§ WHAT TO DO
Say how many lines of the data contain "type", and nothing more.

--- EXTRACTED DATA Enclosed Below ---

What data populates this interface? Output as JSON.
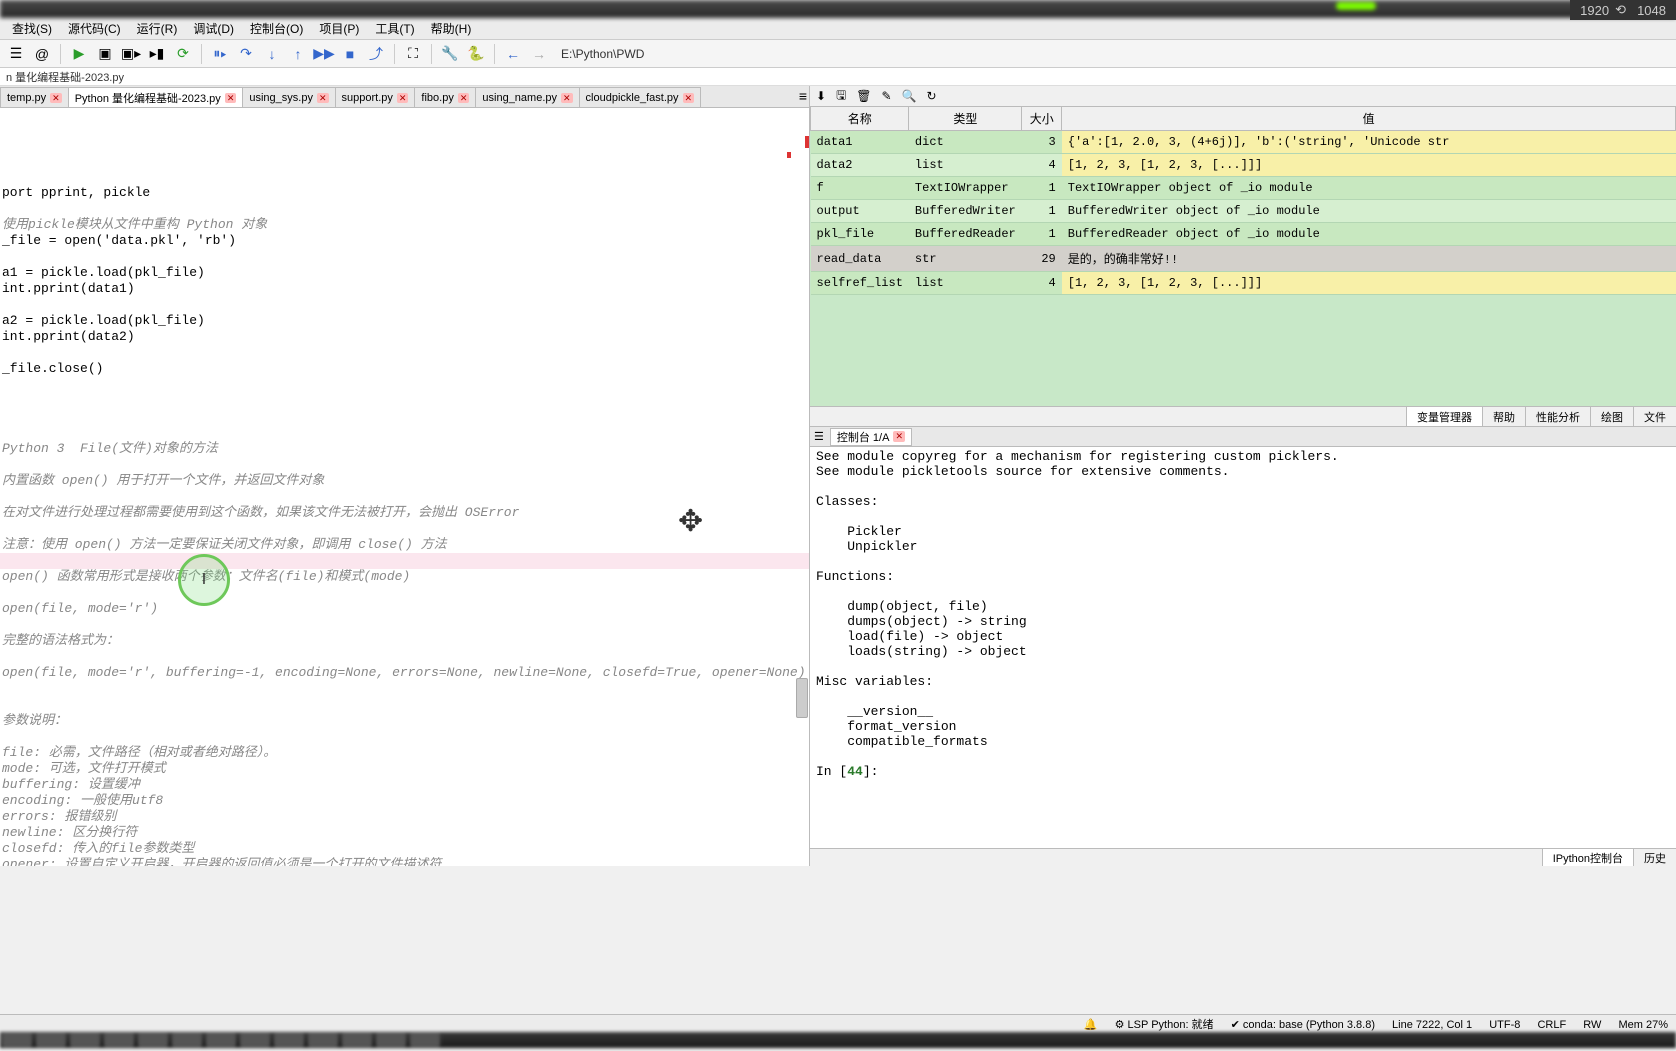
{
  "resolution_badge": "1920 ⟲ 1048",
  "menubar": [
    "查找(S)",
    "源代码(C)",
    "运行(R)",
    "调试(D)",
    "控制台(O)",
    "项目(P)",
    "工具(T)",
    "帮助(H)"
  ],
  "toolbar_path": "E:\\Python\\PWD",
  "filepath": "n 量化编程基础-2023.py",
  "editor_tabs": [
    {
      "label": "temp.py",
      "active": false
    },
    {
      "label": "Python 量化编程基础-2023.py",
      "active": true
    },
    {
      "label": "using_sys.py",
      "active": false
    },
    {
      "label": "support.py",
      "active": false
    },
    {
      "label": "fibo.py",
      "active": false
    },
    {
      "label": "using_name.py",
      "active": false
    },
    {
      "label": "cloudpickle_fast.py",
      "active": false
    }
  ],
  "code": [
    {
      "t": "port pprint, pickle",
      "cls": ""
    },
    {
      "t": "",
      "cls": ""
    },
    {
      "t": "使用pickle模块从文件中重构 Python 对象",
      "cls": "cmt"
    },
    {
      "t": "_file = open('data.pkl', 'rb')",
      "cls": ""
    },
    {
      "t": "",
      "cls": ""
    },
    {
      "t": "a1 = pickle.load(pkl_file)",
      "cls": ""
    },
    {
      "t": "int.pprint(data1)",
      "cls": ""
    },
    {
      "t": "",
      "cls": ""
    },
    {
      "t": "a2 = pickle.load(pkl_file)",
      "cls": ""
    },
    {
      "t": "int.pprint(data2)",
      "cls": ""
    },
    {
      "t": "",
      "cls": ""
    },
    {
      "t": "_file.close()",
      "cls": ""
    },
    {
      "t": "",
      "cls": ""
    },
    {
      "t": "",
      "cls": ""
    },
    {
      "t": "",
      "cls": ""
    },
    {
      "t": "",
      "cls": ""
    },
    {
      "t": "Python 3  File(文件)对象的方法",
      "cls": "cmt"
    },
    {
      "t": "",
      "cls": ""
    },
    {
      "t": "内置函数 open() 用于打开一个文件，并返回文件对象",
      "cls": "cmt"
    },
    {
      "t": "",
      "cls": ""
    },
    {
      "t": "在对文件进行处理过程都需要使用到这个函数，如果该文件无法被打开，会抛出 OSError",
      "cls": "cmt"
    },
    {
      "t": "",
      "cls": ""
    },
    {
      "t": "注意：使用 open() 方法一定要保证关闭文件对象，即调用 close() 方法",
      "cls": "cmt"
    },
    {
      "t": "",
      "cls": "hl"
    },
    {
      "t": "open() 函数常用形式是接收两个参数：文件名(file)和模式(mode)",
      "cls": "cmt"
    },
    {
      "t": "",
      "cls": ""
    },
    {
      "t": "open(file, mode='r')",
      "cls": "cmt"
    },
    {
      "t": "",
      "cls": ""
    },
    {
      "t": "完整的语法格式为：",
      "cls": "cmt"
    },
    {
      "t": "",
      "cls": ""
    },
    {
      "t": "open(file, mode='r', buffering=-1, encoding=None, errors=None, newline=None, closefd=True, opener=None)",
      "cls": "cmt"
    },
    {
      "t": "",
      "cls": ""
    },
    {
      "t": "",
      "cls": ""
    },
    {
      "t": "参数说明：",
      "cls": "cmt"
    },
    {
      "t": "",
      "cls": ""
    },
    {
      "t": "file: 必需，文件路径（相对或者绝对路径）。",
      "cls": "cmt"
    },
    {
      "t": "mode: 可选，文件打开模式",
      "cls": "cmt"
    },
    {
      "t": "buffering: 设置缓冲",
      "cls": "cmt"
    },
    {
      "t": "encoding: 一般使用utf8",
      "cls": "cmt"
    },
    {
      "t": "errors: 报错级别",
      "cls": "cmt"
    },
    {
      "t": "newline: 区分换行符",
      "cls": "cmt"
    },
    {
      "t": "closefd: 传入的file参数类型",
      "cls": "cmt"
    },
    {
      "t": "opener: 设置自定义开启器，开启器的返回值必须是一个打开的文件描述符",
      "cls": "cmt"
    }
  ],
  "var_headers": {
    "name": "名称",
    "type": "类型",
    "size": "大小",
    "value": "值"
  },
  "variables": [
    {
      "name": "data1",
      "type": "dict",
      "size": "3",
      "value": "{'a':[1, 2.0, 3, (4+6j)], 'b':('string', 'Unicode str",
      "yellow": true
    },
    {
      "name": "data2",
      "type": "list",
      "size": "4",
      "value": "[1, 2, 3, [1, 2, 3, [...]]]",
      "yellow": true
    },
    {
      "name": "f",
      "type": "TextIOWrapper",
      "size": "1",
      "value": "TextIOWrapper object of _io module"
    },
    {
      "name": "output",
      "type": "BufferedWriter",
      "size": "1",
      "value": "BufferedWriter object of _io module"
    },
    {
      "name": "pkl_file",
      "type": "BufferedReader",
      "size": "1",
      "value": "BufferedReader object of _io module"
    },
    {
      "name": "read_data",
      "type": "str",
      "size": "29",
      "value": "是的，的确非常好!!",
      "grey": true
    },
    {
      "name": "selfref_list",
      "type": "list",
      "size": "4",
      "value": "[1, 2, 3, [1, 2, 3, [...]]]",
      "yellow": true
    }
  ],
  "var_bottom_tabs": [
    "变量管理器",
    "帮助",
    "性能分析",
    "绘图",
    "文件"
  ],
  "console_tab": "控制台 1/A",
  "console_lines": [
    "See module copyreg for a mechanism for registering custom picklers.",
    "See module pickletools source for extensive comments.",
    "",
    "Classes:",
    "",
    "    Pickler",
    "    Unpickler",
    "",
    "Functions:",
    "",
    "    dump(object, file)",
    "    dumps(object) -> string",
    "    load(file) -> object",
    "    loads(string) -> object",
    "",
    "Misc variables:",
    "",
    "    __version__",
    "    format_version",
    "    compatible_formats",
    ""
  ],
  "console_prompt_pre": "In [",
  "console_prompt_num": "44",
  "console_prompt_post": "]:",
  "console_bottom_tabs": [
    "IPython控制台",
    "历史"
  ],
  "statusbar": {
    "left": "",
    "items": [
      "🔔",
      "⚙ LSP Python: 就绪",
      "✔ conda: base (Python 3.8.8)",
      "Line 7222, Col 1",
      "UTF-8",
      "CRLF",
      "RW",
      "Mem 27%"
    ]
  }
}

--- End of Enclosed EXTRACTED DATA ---

§ OUTPUT OF THE TASK
8